TASK DIRECTIONS >>
Your response should be a copy of each line in the listing below that includes the word "Profile".

MATERIAL FOR THIS TASK >>
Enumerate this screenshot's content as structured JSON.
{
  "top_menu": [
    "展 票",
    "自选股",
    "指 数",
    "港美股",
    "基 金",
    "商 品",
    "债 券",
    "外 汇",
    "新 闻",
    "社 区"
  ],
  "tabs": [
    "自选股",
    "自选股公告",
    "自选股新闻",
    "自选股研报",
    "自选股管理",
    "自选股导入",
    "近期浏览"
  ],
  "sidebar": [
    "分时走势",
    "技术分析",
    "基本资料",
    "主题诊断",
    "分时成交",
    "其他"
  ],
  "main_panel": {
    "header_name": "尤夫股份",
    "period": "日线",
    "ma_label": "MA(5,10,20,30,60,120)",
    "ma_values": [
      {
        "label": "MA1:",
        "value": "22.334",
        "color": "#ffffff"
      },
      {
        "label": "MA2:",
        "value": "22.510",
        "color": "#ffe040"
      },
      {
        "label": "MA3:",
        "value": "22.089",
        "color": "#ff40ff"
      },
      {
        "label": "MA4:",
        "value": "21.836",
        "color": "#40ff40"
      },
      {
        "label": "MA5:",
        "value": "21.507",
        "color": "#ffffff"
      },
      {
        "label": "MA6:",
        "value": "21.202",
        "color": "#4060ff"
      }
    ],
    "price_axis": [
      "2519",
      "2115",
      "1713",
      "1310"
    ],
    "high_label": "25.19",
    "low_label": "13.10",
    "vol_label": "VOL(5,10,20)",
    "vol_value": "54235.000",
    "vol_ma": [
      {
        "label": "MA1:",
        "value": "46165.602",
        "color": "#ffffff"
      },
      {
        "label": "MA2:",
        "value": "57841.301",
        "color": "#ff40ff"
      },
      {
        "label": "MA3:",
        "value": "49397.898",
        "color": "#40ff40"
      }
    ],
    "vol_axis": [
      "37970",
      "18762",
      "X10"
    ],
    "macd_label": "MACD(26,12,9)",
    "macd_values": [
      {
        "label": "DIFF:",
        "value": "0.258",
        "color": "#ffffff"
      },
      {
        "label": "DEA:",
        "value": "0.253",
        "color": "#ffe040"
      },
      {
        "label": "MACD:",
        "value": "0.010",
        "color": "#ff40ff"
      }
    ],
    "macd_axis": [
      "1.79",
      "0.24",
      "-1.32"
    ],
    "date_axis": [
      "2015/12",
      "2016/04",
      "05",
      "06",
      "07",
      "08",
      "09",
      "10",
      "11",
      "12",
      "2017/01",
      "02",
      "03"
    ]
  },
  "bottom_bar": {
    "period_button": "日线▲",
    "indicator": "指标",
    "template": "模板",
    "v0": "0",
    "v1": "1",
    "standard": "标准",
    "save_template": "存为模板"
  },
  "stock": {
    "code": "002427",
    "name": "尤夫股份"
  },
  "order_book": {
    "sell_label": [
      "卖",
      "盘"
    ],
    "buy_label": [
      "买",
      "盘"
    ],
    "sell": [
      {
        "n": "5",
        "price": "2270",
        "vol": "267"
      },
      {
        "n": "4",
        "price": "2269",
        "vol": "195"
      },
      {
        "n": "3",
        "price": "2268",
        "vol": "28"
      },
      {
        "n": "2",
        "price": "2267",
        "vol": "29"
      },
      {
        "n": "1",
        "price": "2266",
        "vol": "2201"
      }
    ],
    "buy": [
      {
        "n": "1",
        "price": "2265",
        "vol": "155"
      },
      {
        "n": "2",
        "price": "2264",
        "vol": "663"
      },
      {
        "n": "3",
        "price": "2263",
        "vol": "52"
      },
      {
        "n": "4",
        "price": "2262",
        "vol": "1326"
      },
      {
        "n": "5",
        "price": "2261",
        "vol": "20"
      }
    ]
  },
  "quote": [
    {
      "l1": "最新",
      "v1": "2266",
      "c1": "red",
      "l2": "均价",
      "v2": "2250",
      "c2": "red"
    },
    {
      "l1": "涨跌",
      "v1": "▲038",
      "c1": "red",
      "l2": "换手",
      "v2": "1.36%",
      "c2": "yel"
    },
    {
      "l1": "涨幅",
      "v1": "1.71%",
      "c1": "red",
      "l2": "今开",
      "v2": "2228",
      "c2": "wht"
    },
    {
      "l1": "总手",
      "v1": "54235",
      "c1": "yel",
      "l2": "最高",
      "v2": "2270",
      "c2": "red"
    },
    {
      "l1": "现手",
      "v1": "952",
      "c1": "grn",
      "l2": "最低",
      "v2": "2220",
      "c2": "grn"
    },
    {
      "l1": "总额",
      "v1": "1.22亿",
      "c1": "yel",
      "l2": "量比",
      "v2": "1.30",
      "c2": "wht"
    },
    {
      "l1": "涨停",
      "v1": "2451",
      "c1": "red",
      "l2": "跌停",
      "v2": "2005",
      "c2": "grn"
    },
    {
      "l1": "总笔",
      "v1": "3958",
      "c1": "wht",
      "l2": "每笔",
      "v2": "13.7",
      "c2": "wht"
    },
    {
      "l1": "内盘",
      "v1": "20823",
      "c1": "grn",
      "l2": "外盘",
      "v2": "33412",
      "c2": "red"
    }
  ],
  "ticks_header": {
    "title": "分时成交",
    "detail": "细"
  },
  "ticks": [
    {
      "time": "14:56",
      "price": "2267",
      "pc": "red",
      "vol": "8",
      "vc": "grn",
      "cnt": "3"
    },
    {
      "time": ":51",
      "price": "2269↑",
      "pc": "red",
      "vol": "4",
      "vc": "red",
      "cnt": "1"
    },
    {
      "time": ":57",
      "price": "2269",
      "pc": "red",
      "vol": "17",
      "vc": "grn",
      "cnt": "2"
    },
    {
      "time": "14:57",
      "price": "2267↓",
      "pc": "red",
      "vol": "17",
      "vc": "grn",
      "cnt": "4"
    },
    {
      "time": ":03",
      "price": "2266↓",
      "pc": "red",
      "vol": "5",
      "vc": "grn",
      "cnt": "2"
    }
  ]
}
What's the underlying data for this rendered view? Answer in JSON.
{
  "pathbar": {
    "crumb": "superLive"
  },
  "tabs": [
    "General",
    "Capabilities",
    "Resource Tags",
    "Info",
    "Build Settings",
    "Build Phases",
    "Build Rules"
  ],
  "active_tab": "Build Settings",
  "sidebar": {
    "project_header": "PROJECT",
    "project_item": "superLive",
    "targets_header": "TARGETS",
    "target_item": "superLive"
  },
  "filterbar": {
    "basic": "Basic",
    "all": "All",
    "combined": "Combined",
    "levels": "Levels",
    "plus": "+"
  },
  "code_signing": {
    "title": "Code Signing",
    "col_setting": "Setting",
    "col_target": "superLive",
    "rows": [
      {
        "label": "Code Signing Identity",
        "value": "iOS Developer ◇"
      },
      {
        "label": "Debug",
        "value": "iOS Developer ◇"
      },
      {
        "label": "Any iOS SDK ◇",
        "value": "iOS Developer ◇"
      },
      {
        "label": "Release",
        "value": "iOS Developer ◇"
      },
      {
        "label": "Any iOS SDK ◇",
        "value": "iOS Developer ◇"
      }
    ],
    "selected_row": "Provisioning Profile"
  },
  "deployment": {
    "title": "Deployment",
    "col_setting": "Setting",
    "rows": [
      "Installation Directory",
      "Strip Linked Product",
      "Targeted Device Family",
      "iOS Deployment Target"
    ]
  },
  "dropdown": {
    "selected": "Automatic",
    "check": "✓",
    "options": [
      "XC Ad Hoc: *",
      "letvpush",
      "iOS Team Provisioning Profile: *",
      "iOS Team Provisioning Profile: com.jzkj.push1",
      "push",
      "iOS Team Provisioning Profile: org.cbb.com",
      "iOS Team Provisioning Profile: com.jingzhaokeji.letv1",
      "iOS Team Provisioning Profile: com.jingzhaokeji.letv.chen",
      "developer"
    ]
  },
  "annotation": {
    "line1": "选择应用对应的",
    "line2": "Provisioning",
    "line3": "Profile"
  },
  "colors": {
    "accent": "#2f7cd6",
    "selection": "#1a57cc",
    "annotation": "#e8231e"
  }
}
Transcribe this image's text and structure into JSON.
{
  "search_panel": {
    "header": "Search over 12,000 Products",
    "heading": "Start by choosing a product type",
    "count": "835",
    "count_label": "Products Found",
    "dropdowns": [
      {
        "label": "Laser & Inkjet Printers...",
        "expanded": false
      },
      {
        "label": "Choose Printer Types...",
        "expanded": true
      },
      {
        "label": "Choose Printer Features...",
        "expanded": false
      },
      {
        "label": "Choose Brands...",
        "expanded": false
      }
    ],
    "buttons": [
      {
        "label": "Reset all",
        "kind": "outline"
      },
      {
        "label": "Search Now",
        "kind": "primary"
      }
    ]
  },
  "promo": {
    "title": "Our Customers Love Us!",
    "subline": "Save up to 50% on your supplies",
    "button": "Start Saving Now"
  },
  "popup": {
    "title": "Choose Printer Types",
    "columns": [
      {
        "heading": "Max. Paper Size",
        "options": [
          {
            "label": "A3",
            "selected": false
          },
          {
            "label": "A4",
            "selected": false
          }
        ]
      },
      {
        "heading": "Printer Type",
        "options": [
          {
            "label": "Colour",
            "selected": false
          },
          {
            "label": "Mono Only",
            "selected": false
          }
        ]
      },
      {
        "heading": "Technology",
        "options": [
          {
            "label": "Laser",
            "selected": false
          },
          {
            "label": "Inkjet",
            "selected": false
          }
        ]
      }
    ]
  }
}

SOLUTION >>
    "selected_row": "Provisioning Profile"
      "iOS Team Provisioning Profile: *",
      "iOS Team Provisioning Profile: com.jzkj.push1",
      "iOS Team Provisioning Profile: org.cbb.com",
      "iOS Team Provisioning Profile: com.jingzhaokeji.letv1",
      "iOS Team Provisioning Profile: com.jingzhaokeji.letv.chen",
    "line3": "Profile"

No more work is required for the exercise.